HONG KONG - HSBC Holdings PLC is in talks to sell its US card and retail services unit as it pares North American operations to focus on faster-growing emerging markets and retail banking in the United Kingdom.
“These discussions are ongoing and no decision has yet been made to proceed with any transaction,’’ the London bank said in a filing yesterday. Capital One Financial Corp. is in advanced talks to purchase the credit card portfolio, a person familiar with the discussions said yesterday.
The negotiations follow HSBC’s agreement on July 31 to sell almost half its US outlets for about $1 billion amid a drop in the value of assets acquired when it bought a subprime lender in 2003. Europe’s largest bank plans to eliminate 30,000 jobs by the end of 2013 to curtail expenses.
“The disposal of assets will be positive for HSBC,’’ Sandy Mehta, chief executive for Hong Kong-based Value Investment Principals Ltd., said yesterday in a phone interview. “HSBC is in a good position that it is not a forced seller. It is well capitalized so it can take the time. It’s not distressed.’’
The UK bank acquired the credit card unit in 2003 as part of its $15.5 billion purchase of subprime mortgage lender Household International, now known as HSBC Finance. In 2009, HSBC halted consumer finance lending at the unit, which has contributed to about $60 billion of provisions in North America, according to data compiled by Bloomberg.

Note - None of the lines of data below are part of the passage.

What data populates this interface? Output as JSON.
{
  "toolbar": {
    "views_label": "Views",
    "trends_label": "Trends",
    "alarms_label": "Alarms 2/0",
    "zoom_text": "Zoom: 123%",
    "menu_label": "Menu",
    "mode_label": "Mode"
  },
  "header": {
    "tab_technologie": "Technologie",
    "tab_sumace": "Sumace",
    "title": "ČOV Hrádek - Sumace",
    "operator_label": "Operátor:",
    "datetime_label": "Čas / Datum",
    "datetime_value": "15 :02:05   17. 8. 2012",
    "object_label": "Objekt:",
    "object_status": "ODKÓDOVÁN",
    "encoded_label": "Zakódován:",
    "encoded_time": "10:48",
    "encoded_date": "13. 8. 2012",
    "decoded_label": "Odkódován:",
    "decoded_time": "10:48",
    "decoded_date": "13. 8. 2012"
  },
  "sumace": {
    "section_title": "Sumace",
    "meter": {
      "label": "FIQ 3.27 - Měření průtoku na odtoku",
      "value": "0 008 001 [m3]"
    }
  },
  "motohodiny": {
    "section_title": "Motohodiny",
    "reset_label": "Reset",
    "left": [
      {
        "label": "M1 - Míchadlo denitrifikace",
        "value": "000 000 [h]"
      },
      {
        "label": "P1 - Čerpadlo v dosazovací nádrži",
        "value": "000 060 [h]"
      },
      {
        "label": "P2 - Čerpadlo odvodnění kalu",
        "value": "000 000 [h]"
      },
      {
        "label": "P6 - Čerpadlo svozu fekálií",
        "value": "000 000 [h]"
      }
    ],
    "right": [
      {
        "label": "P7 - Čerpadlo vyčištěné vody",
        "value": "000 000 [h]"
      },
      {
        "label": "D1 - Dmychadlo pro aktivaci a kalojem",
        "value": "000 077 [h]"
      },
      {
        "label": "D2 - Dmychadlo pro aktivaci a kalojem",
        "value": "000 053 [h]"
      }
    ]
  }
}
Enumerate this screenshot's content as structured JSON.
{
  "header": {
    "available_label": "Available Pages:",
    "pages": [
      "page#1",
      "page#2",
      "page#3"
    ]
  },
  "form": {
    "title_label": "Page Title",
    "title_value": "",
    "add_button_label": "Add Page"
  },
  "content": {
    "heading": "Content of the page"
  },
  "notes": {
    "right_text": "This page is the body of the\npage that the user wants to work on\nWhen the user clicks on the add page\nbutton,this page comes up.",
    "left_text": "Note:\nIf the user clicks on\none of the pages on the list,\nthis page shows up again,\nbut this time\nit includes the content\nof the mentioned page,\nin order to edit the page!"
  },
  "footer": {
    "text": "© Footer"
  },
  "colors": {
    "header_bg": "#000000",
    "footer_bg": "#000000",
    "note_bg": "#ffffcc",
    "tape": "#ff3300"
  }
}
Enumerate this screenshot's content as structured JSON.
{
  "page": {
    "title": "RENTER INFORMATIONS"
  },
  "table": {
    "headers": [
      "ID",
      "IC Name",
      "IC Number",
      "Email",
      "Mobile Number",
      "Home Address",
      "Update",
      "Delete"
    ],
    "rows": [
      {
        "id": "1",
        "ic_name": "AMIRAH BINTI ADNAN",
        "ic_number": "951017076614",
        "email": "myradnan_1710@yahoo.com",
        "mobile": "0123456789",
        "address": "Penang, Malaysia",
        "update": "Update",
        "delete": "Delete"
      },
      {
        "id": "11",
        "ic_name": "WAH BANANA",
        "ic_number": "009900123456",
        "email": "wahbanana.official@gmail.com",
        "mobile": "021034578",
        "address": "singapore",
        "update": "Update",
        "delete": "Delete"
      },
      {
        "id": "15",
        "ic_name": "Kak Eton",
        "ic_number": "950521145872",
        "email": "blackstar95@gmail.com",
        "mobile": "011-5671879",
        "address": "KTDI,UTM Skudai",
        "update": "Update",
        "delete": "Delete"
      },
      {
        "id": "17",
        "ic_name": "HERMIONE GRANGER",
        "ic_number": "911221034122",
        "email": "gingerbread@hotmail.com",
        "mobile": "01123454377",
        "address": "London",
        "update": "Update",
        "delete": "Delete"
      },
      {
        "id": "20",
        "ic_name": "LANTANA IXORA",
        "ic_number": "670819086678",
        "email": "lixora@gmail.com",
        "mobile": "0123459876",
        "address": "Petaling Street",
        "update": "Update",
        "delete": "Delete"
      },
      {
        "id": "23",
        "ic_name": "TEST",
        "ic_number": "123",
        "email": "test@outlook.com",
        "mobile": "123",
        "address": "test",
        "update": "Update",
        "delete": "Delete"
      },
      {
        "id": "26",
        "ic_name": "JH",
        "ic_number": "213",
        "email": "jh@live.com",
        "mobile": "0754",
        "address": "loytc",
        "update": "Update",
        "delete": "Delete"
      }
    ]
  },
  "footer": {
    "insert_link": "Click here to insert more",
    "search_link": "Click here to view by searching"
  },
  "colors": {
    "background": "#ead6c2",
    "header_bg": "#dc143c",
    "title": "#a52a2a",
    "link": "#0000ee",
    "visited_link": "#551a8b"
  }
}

The card unit holds about $33 billion in customer loans, HSBC said in a May 11 presentation. About $13.6 billion of those were for private label, or store-branded cards, at year end 2010, said David Robertson, publisher of the Nilson Report, a payment-industry trade publication.
The business is profitable and “nonstrategic,’’ and a sale will depend on whether the bank gets a “sensible price,’’ HSBC chief executive Stuart Gulliver, 52, said in the May presentation to investors. The proposed job cuts exclude employees leaving when assets are sold, he said last week.